We want to thank everybody that participated in the third and last AHRC Sensory Cities workshop in Barcelona. The event brought together over 30 academics, urban professionals and museum curators across Europe to discuss the links between power and sensory experiences in the urban planning of cities, in the ways urban identity is represented in branding and in the ways urban life is represented and curated in museums. Central to the discussion was how to research and represent these often ephemeral sensory power relations to a variety of audiences. Our discussion was framed around Barcelona and in particular the neighbourhood of el Raval, yet is applicable to many other urban contexts. While we’ll be publishing an extensive report that summarises the key ideas and methodologies developed during the next fortnight, below we want to share a first idea of how presences and absences (Frers 2016) of different social groups can be mapped through photography and observation in a public space. This mapping exercise (graphic by Manuela Barz) can provide an initial idea of how the use of public spaces is partly managed and controlled through urban design and architecture, yet also shows how such spaces are appropriated in a variety of ways by different social groups. Researching and paying attention to these sensory traces provides a practical tool to assess the subtler tensions and negotiation at stake in the use of public spaces in the city. The group focused on children aged 13-16 and the report will further outline experimental methods to engage this particular group in exploring and expressing their own sensory experiences.

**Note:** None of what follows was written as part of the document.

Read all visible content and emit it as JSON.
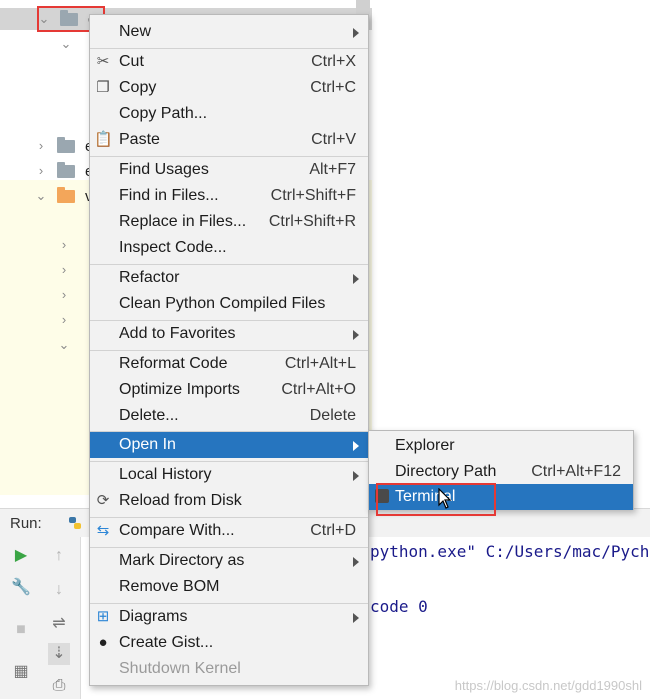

While this is only a first, initial, ‘taster’ design we hope to collect, interpret and rework the discussions and methodological approximations of our three workshops over the next few months to develop a digital toolkit that will provide food for thought, ideas, suggestions on how we can start researching, representing and curating the role that sensory experiences play in framing the everyday public life of contemporary urban life.
Frers, L. (2016) Confronting absence – Relation and absence in the Affective Qualities of Heritage Sites in Guttormsen, T. S. and Swensen, G. eds. (2016) Heritage, Democracy and the Public: Nordic Approaches. Surrey: Ashgate Publishing Ltd